3.Risk and Location: Cap rates also account for the perceived risk associated with the property’s location and market conditions. Properties in more stable and desirable areas may have lower cap rates, while properties in riskier or less desirable locations may have higher cap rates to compensate for the added risk.

4.Property-Specific Factors: The condition and quality of the multifamily property, as well as its age and amenities, can influence the cap rate. Well-maintained, newer properties with attractive amenities may command lower cap rates, reflecting higher investor confidence in the asset.

5.Tenant Leases: The terms and stability of tenant leases play a role in cap rate calculations. Longer-term leases with reliable tenants can result in a lower perceived risk, potentially leading to a lower cap rate.

6.Vacancy Rate: The expected or historical vacancy rate is factored into the cap rate calculation. A higher vacancy rate can lead to a higher cap rate because it suggests greater income uncertainty.

7.Growth and Rent Projections: Projections for rental income growth and potential rent increases may be considered in the cap rate calculation. The expectation of rental income growth could lead to a lower cap rate.

The formula for calculating the cap rate is as follows:

Cap Rate = NOI / Property Value

Or, rearranged:

Property Value = NOI / Cap Rate

In summary, the cap rate calculation for multifamily assets considers factors such as the property’s Net Operating Income, market cap rates, location-specific risk, property-specific characteristics, tenant leases, vacancy rates, and income growth projections. These factors are combined to determine the appropriate cap rate, which is then used to estimate the property’s value based on its income-generating potential within its market.

Yes, non-US investors can invest in real estate syndications in the United States.

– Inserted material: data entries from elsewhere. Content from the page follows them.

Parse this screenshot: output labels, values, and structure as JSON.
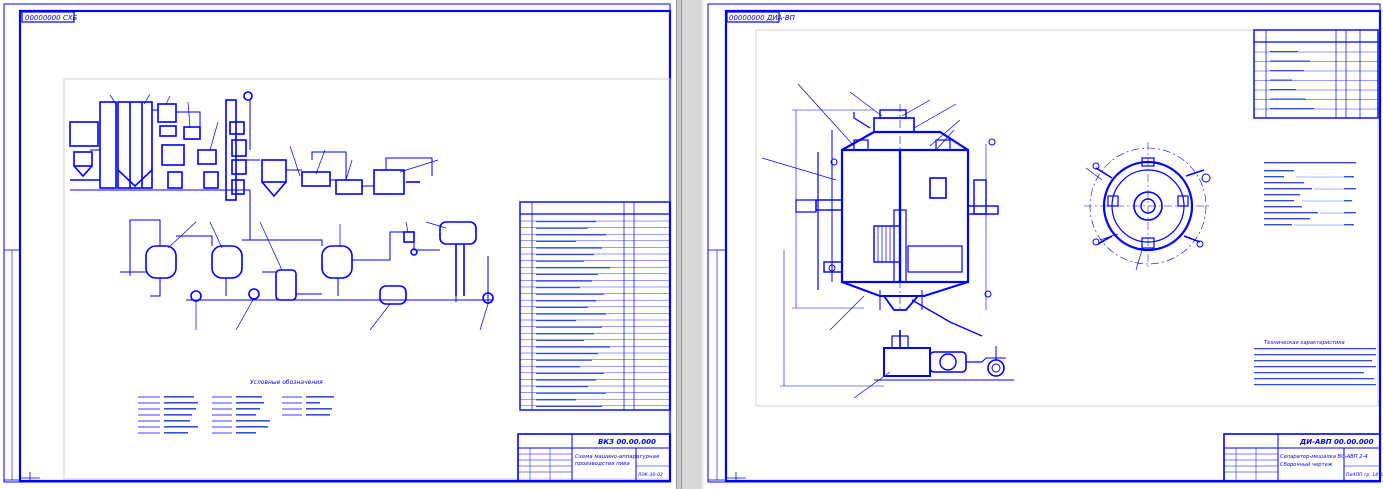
{
  "colors": {
    "line": "#0000ff",
    "frame": "#0000ff",
    "bg": "#ffffff",
    "thin": "#000080"
  },
  "left_sheet": {
    "corner_stamp": "00000000 СХБ",
    "legend_title": "Условные обозначения",
    "title_block": {
      "designation": "ВКЗ 00.00.000",
      "name_line1": "Схема машино-аппаратурная",
      "name_line2": "производства пива",
      "sheet_code": "ЛЭК-30-02"
    }
  },
  "right_sheet": {
    "corner_stamp": "00000000 ДИА-ВП",
    "notes_title": "Техническая характеристика",
    "title_block": {
      "designation": "ДИ-АВП 00.00.000",
      "name_line1": "Сепаратор-мешалка ВС-АВП 2-4",
      "name_line2": "Сборочный чертеж",
      "sheet_code": "ПиАПП гр. 14.10"
    }
  }
}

However, there are certain considerations and regulations they must be aware of when making such investments:

1.Regulatory Requirements: Non-US investors need to understand and comply with the regulations set by the U.S. Securities and Exchange Commission (SEC) regarding investments made by non-US individuals or entities. These regulations may include specific restrictions or requirements for non-US investors participating in syndications.

2.Tax Implications: Non-US investors should be aware of the tax implications of investing in U.S. real estate syndications. They may be subject to different tax treatments, including withholding taxes on income generated from their investments. Understanding the tax treaties between the US and the investor’s home country is essential.

3.Documentation and Legal Considerations: Non-US investors need to review and understand the legal documentation associated with the real estate syndication, including the operating agreements, subscription agreements, and other relevant legal documents. It is advisable for non-US investors to seek legal advice from professionals with expertise in cross-border investments and U.S. real estate transactions.

4.Foreign Exchange Risk: Non-US investors should consider the potential impact of foreign exchange fluctuations on their investments in U.S. real estate syndications. Any returns or income generated in U.S. dollars may be subject to changes in currency exchange rates, which can affect the overall investment return.

5.Compliance with Anti-Money Laundering (AML) Regulations: Syndication sponsors may have anti-money laundering compliance requirements that non-US investors must meet before they can invest. These requirements are in place to prevent money laundering and the financing of illegal activities.

These videos can explain in detail –

3 mins –

20 mins –

Scroll to Top